Growing up in the United Methodist church, Nancy Page always knew about Lent but rarely observed the reflective Christian season. Her sister, on the other hand, always participated in a unique way.
“My sister thought you should do something for someone,” the Gainesville woman said, noting the common practice of Lent involved giving up something for 40 days.
As an adult, Page tries to do both — give up an item or food she really covets and do something for others.
“Giving up something makes me a better person,” said the 39-year member of First Baptist Church in Gainesville. “But I need to do something that makes me a better person.”
First Baptist Church senior pastor Bill Coates explained Page’s practice of giving up certain foods is a common tradition during Lent.
“Sometimes we eat too much and sometimes we drink too much,” Coates said, noting food is not the only item Christians learn to let go of during Lent. “There may be hatred. Or we say 'I need to let go of a grudge.' Or 'I need to let go of the excess in my life.'”

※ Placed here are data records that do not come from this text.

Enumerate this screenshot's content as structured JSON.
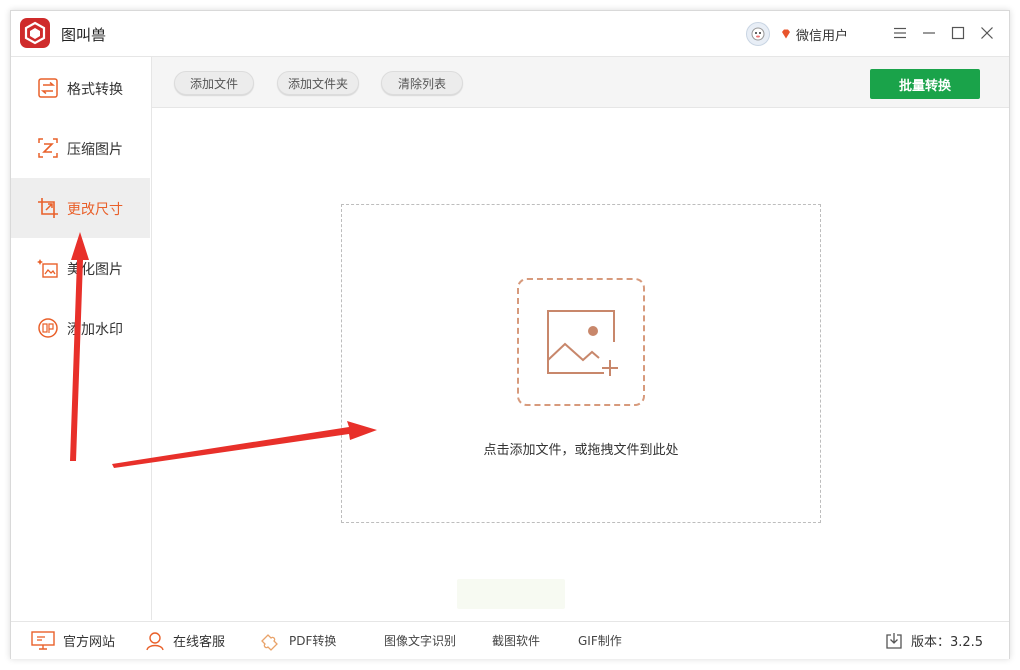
{
  "app": {
    "title": "图叫兽"
  },
  "user": {
    "name": "微信用户"
  },
  "sidebar": {
    "items": [
      {
        "label": "格式转换",
        "icon": "format-convert-icon"
      },
      {
        "label": "压缩图片",
        "icon": "compress-icon"
      },
      {
        "label": "更改尺寸",
        "icon": "resize-crop-icon",
        "active": true
      },
      {
        "label": "美化图片",
        "icon": "beautify-icon"
      },
      {
        "label": "添加水印",
        "icon": "watermark-stamp-icon"
      }
    ]
  },
  "toolbar": {
    "add_file": "添加文件",
    "add_folder": "添加文件夹",
    "clear_list": "清除列表",
    "batch_convert": "批量转换"
  },
  "dropzone": {
    "text": "点击添加文件，或拖拽文件到此处"
  },
  "footer": {
    "website": "官方网站",
    "support": "在线客服",
    "pdf": "PDF转换",
    "ocr": "图像文字识别",
    "screenshot": "截图软件",
    "gif": "GIF制作",
    "version": "版本：3.2.5"
  },
  "colors": {
    "accent": "#e9602a",
    "brand_red": "#cf2b2b",
    "primary_green": "#1aa34a",
    "annotation_arrow": "#e8302a"
  }
}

The Rev. Stuart Higginbotham, rector at Grace Episcopal Church in Gainesville, described the Lenten season as a time for Christians to let go of the life’s distractions.
“Some friends of mine are going to give up Facebook, which I think is pretty remarkable,” he said, with a laugh. “Others are going give up chocolate. Chocolate is a common one. Others give up wine. Several give up alcohol.”
With distractions out of the way, Christians can focus on themselves and their walk with God.
“It is when we look at ourselves and say ‘what kind of life am I living?’” Coates said. “And is it obedience to God?
“(Lent) is a season of meditation, reflection and examination.”
The First Baptist Church pastor said during the 40 days of Lent — which symbolizes the 40 days of temptation of Christ in the desert — Christians can also start good habits. He said some read the Bible more or help others.
Page agrees. In previous years when she gave up sweets or chocolate, she said she reached for the Bible when her cravings arose.
“When I am craving chocolate, I pick up the Bible and read it,” she said. “And I always read the Gospels, because they are all about Jesus and his final days. To me, that’s a lot more of setting the mood I should have.”
Setting the mood for Lent begins with Ash Wednesday.
Higginbotham explained the early church started it as a way for Christians to prepare for Easter.
“You can’t jump into Holy Week, Good Friday and Easter without taking time to prepare,” he said, adding Holy Week is the time between Palm Sunday and Easter Sunday. “And we need to get our minds and hearts in the right place.”
Many North Georgia churches had an Ash Wednesday service March 5 to mark the beginning of the season, with “mark” being the operative word. During the service, Christians are marked with ashes in the sign of the cross on their foreheads. The ashes are from the palms used in the previous year’s Palm Sunday service. While some churches such as Grace Episcopal use dry ashes, others use a little oil with them. But the meaning is the same.
“We say ‘Remember you are dust and to dust you shall return,’” Higginbotham said. “It is the reality that we live every day that we are mortal ... and lack so much control we think we have over life.”
Churches also adorn their sanctuaries or chapels in the color of purple.
“Purple represents suffering and royalty,” Coates said.
Royalty refers to the son of God and the king of Christians’ lives, the pastor explained. Suffering symbolizes Jesus’ suffering on the cross. Both encompass the reason for the season.
“Lent is important because of the emphasis of God’s willingness to suffer,” Coates said. “Sometimes the greatest comfort ... is God entering into our suffering with us and that makes it bearable.”
Page, a self-proclaimed chocoholic, said she knows God is with her, especially during Lent.
“I can look at a box of chocolate and I don’t feel” any need to eat it, she said. “I know I’m turning myself over to God.”